Dear Friend of Hurricane Island,
Just about five years ago - in the summer of 2010 - I sat with Peter Willauer aboard his J42, Eight Bells, in the Fox Islands Thorofare to design a new program for Hurricane Island. The Outward Bound school had left Hurricane in 2007, and POW wanted to give the island a new life.
We came up with the "Hurricane Island Center for Science and Leadership" to give kids the chance to learn science in meaningful, hands-on ways, shoulder to shoulder with working scientists, in an extraordinary natural environment. As a public school teacher and principal, I was well-aware of the challenges of providing engaging science instruction within the strictures and confines of the school day. To give students and teachers the opportunity to focus, learn and teach in a place like Hurricane seemed an ideal mission for the island. To address the critical national need for greater science literacy and more students pursuing science fields in college and as careers gave real purpose to our plan. And incorporating sustainable technologies, both out of necessity and for teaching purposes, enhanced the relevance of the off-grid setting of Hurricane Island.
We have run student programs on the island for three years now and are gaining traction - teachers, parents and kids are responding because they have a need for what we're offering. In 2015, we expect to serve more than 700 participants in island programs, with more than 2000 student-program days. They'll include:
- Eastern Maine Skippers, a partnership of seven coastal Maine high schools
- Epiphany School (Dorchester) and Cambridge School of Weston, Massachusetts
- Proctor Academy, New Hampshire
- Waynflete School, Gould Academy, Ashwood Waldorf School, Casco Bay High School for Expeditionary Learning, all in Maine
- Northeast High School in Philadelphia Bowdoin, Colby, and the Universities of Maine and Vermont
- ...and an array of our local private and public schools in midcoast Maine
All will be on Hurricane this summer to do engaging, meaningful, hands-on, in-the-field science and to become literate and proficient environmental leaders.
The most important evidence of our success comes from students themselves:
"Being on Hurricane Island and having the opportunity to enjoy nature was the most peaceful time I have ever known in my life... [It] was the first island I had ever been on and the most beautiful place I have ever been.
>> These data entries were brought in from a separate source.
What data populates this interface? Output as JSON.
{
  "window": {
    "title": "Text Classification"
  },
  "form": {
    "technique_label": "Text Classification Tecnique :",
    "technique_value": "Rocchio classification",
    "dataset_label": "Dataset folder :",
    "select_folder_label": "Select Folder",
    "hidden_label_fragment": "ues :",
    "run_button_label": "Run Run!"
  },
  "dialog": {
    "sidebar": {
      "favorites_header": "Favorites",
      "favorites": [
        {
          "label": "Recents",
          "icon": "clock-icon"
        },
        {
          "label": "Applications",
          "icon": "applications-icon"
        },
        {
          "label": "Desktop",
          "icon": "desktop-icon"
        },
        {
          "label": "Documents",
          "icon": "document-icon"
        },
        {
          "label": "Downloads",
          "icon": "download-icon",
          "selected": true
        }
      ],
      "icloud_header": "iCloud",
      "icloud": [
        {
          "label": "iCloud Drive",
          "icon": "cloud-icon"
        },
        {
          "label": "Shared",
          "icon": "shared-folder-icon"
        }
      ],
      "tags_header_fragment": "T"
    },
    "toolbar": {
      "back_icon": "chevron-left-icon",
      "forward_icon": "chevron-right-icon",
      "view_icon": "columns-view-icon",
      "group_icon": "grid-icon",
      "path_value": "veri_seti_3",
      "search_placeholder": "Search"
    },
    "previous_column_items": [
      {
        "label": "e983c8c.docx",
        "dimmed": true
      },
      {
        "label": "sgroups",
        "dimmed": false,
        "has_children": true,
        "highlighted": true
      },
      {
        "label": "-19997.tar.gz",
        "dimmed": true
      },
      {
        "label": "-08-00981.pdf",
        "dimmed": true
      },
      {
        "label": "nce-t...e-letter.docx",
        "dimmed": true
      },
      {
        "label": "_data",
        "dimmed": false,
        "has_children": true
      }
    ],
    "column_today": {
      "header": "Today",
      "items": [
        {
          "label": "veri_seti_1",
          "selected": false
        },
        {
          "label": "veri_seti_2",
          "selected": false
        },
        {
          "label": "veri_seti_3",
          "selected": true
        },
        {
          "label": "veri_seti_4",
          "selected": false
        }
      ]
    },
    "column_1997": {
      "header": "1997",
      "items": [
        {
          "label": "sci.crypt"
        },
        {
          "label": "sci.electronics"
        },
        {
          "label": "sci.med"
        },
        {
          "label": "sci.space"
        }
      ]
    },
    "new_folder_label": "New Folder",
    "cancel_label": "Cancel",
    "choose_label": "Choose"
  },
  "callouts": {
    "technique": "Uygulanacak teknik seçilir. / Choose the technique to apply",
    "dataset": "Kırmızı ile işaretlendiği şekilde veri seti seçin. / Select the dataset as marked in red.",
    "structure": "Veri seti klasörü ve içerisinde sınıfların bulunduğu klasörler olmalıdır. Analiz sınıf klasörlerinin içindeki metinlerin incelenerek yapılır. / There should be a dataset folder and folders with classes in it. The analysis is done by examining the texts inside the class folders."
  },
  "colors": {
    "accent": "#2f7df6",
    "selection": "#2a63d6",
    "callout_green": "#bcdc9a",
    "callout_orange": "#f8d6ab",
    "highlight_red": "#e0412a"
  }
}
It is almost mysterious; magic happens when you go through the program...From the moment I got on the boat to leave the island, with peace inside me, I knew I needed to come back. At Hurricane, we learned so much about ourselves and about other people. It was like stepping into a tidal pool, a different realm, where you discover so many small things with so much life in a quiet little space."
"The surprising thing is that once I got [to Hurricane], instead of feeling deprived I felt as though I had escaped...Being on Hurricane and free of distractions, I felt more alive; it opened me up to my surroundings...Hurricane Island itself is such a beautiful place, and although it's just an island, it has the ability to change the lives of those who are open to it. Once you look past the stunning beauty of the physical landscape, it has so much more to offer than just a nice view."
"The experience stays with me because I jumped into something completely unfamiliar. I learned on the fly, and managed to exercise then and there what I had learned. It gave me an awesome feeling to know that I was capable of finding my way without relying on modern technology. I felt so empowered and independent; I felt total elation."
This is what we're doing at the Hurricane Island Center for Science and Leadership. We are being the change we want to see in the world. As a primary objective, we are helping middle and high school teachers motivate, prepare, and excite a new generation of science learners and leaders by providing them with an unequalled place to learn and the opportunity to do real, hands-on scientific investigation and observation, with high quality programs, great leadership training, and direct support from career scientists.
That plan we came up with on Eight Bells five years ago is being realized in a remarkably short time. We greatly appreciate the support we've been given since then, and continue to need your interest and contributions. We intend to be the best experiential education and leadership program anywhere, on the most extraordinary island anywhere. I hope you will come out to Hurricane this summer to see for yourself what is being accomplished there.